What is the position with Council Tax? Could you use it to help make up some of the funding you are losing?
Contrary to what most people think, council tax only generates 27% of our income, compared to 73% from general Government funding; but in these very difficult times, every bit of extra income or saving must be considered.
We've looked very carefully at council tax, as we have with every bit of our income and expenditure and we've calculated that an increase of 1.99% a year for the next three years would reduce the deficit by £5.7m - that sort of money would cover the cost of more than a hundred social workers, or teachers, or repair thousands of potholes in our roads.
It’s more than our annual budget for libraries, which was just over £4m last year.
Is it fair to ask Council Tax payers to pay more?
We've frozen Council tax in Lambeth for the last six years and in fact we have the sixth lowest council tax in London. But the financial pressures on the council are unprecedented and we are asking those that can afford it to pay what amounts to a few extra pence every week.
I know many people are struggling with low wages and higher prices so even a few pence will add pressure to household budgets. But, we will continue to help people through the Council Tax Support scheme which protects the poorest from falling into debt, and will support people in genuine difficulty.
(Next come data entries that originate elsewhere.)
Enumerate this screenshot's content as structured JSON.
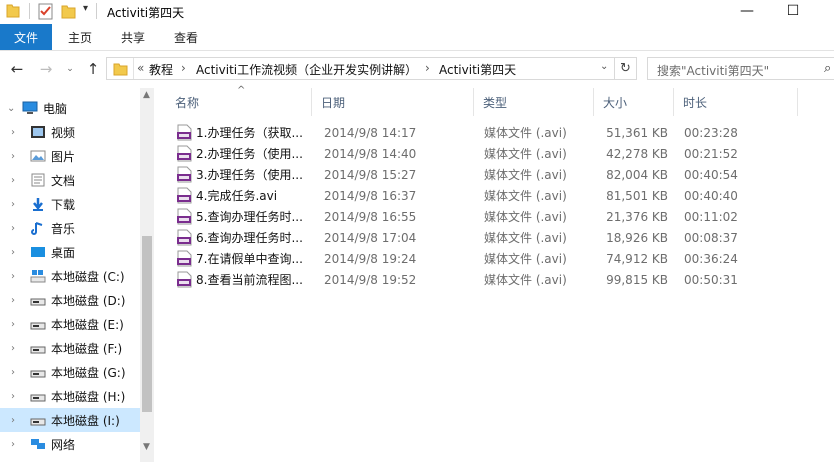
{
  "window": {
    "title": "Activiti第四天",
    "minimize": "—",
    "maximize": "☐"
  },
  "ribbon": {
    "tabs": [
      "文件",
      "主页",
      "共享",
      "查看"
    ]
  },
  "address": {
    "prefix": "«",
    "crumbs": [
      "教程",
      "Activiti工作流视频（企业开发实例讲解）",
      "Activiti第四天"
    ],
    "search_placeholder": "搜索\"Activiti第四天\""
  },
  "nav": {
    "items": [
      {
        "label": "电脑",
        "icon": "computer-icon",
        "selected": false
      },
      {
        "label": "视频",
        "icon": "video-folder-icon",
        "selected": false
      },
      {
        "label": "图片",
        "icon": "pictures-folder-icon",
        "selected": false
      },
      {
        "label": "文档",
        "icon": "documents-folder-icon",
        "selected": false
      },
      {
        "label": "下载",
        "icon": "downloads-folder-icon",
        "selected": false
      },
      {
        "label": "音乐",
        "icon": "music-folder-icon",
        "selected": false
      },
      {
        "label": "桌面",
        "icon": "desktop-folder-icon",
        "selected": false
      },
      {
        "label": "本地磁盘 (C:)",
        "icon": "system-drive-icon",
        "selected": false
      },
      {
        "label": "本地磁盘 (D:)",
        "icon": "drive-icon",
        "selected": false
      },
      {
        "label": "本地磁盘 (E:)",
        "icon": "drive-icon",
        "selected": false
      },
      {
        "label": "本地磁盘 (F:)",
        "icon": "drive-icon",
        "selected": false
      },
      {
        "label": "本地磁盘 (G:)",
        "icon": "drive-icon",
        "selected": false
      },
      {
        "label": "本地磁盘 (H:)",
        "icon": "drive-icon",
        "selected": false
      },
      {
        "label": "本地磁盘 (I:)",
        "icon": "drive-icon",
        "selected": true
      },
      {
        "label": "网络",
        "icon": "network-icon",
        "selected": false
      }
    ]
  },
  "columns": {
    "name": "名称",
    "date": "日期",
    "type": "类型",
    "size": "大小",
    "duration": "时长"
  },
  "files": [
    {
      "name": "1.办理任务（获取...",
      "date": "2014/9/8 14:17",
      "type": "媒体文件 (.avi)",
      "size": "51,361 KB",
      "duration": "00:23:28"
    },
    {
      "name": "2.办理任务（使用...",
      "date": "2014/9/8 14:40",
      "type": "媒体文件 (.avi)",
      "size": "42,278 KB",
      "duration": "00:21:52"
    },
    {
      "name": "3.办理任务（使用...",
      "date": "2014/9/8 15:27",
      "type": "媒体文件 (.avi)",
      "size": "82,004 KB",
      "duration": "00:40:54"
    },
    {
      "name": "4.完成任务.avi",
      "date": "2014/9/8 16:37",
      "type": "媒体文件 (.avi)",
      "size": "81,501 KB",
      "duration": "00:40:40"
    },
    {
      "name": "5.查询办理任务时...",
      "date": "2014/9/8 16:55",
      "type": "媒体文件 (.avi)",
      "size": "21,376 KB",
      "duration": "00:11:02"
    },
    {
      "name": "6.查询办理任务时...",
      "date": "2014/9/8 17:04",
      "type": "媒体文件 (.avi)",
      "size": "18,926 KB",
      "duration": "00:08:37"
    },
    {
      "name": "7.在请假单中查询...",
      "date": "2014/9/8 19:24",
      "type": "媒体文件 (.avi)",
      "size": "74,912 KB",
      "duration": "00:36:24"
    },
    {
      "name": "8.查看当前流程图...",
      "date": "2014/9/8 19:52",
      "type": "媒体文件 (.avi)",
      "size": "99,815 KB",
      "duration": "00:50:31"
    }
  ],
  "colors": {
    "accent": "#1979ca",
    "selection": "#cce8ff",
    "header_text": "#4c607a",
    "secondary_text": "#6d6d6d"
  }
}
Have you already decided to go ahead with these Budget proposals? Don’t we get any say in your decisions, including raising Council Tax?
Of course we will work with local people to make the best decisions.
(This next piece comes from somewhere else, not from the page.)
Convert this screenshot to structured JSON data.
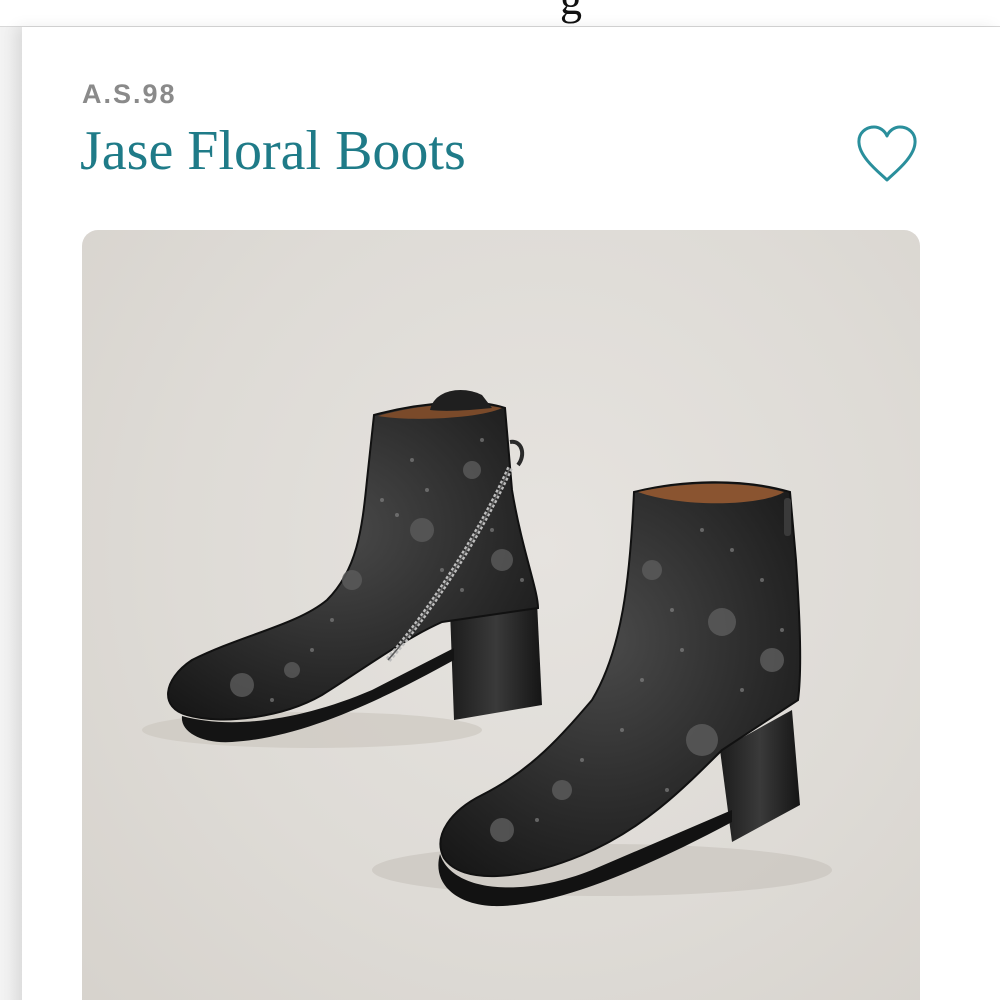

Many residents have been involved throughout this process and of course the local elections in May gave people the opportunity to tell us what their priorities and concerns are.
There will be formal consultations on certain issues with those who are directly affected but there are lots of ideas in our budget proposals and it’s important that we hear everyone’s views on them.
What can the rest of us do to help Lambeth with the savings challenge?
Well, the cuts to funding affect all of us and there are some services we won’t be able to provide in the same way as we have done in the past.
Paying a little more in Council Tax would be a meaningful contribution, but local people can all do their bit - by keeping our streets clean and tidy, volunteering to help other people improve their skills and realise their ambitions, keeping a friendly eye on elderly neighbours.
It’s our borough and we can all do a bit more to keep it safe, clean and pleasant - thousands of people already do just that.
2. Thinking differently as a Council
We're working in partnership with the community on different projects so you have a say in how money is spent and we make sure that, despite the cuts, we're still delivering services that Lambeth residents want.
A few of our co-operative projects:
Young Lambeth Cooperative (YLC)
The council worked in partnership with young people, the community and local organisations to create this new way for people to make decisions about what services and activities are provided with and for young people.
It is the first organisation of its kind in the UK and is open to anyone who is over 11 years old and from Lambeth. YLC members take part in decision-making by voting in online polls which decide how money is spent on local play and youth services.
The Lambeth Food Partnership
The partnership has attracted £600,000 in funding for Lambeth to build on local food growing projects and link them up with other organisations such as schools to see if they can tackle obesity, diabetes and other food-related health issues.
We provide them with any equipment, guidance and extra people-power they need to do the work. It encourages neighbours to work together, cultivating a greater sense of community and pride in their neighbourhood as well as improving the street environment through things like installing planters, clearing weeds and overgrown plants, painting railings, setting up community gardens and more.
Costing around £4,000 a year, it is relatively cheap and is becoming increasingly popular with 180 Freshviews in the last two years.